By Dana Kozlov

CHICAGO (CBS) — Christine Padgett is on a fixed income. Her husband is bedridden. So when sewage spontaneously started pouring into her Bourbonnais home through her tub and shower drains in October, the mess and subsequent cost was almost too much.

“I just started hollering, ‘Oh my God, what is this?’ and crying,” Padgett said.

The Padgetts’ caregiver helped clean it up.

“You could smell it,” Sally Brueggert said. “It was pretty nasty.”

But what caused it?  The man Padgett hired to fix the problem, dug into her yard and found a cable cut straight through her sewer piping.

“He said, ‘You do have a problem.’ He said, ‘It’s a utility line. It’s Comcast,” Padgett said.

(Credit: Dave Marshall)

Padgett says no Comcast employee ever told her work would be done in her yard.

The repair and clean up job cost Padgett almost $1,200. That’s money she doesn’t have. She immediately filed a claim with the cable company. Then she called. And called. And called. And called.

“She put me on hold,” Padgett said. “And then I get the busy signal after about 20 minutes and hang up.”

She got no reimbursement and no communication.

“And then to put salt on the wound they increased my Comcast bill,” Padgett said.

Padgett isn’t alone. The Better Business Bureau closed more than 7,800 Comcast complaints nationwide last year.  That’s 13 per state per month. Padgett heard nothing for months until CBS 2 called Comcast.  Within an hour, they’d called her twice.

“They wanted copies of my bills so they could pay me,” Padgett said.

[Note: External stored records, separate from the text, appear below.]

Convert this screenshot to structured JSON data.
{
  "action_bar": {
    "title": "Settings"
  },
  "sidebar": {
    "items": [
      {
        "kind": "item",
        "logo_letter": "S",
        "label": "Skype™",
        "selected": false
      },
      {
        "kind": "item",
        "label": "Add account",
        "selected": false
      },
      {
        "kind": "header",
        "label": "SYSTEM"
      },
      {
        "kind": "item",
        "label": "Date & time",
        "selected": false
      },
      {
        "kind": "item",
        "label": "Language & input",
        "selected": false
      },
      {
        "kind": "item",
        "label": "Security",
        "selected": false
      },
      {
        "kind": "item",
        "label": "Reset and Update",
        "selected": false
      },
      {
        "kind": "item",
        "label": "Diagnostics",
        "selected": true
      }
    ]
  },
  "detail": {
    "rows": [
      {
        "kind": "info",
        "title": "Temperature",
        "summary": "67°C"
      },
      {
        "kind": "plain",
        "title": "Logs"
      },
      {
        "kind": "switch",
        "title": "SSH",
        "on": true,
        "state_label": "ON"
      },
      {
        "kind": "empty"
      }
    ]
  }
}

CBS 2’s Dana Kozlov spent about 45 minutes on the phone with a Comcast employee who confirmed that Padgett called on Oct. 11 and reported the specific problem.  The employee says the matter has now been escalated but couldn’t say why it took more than three months for anything to happen.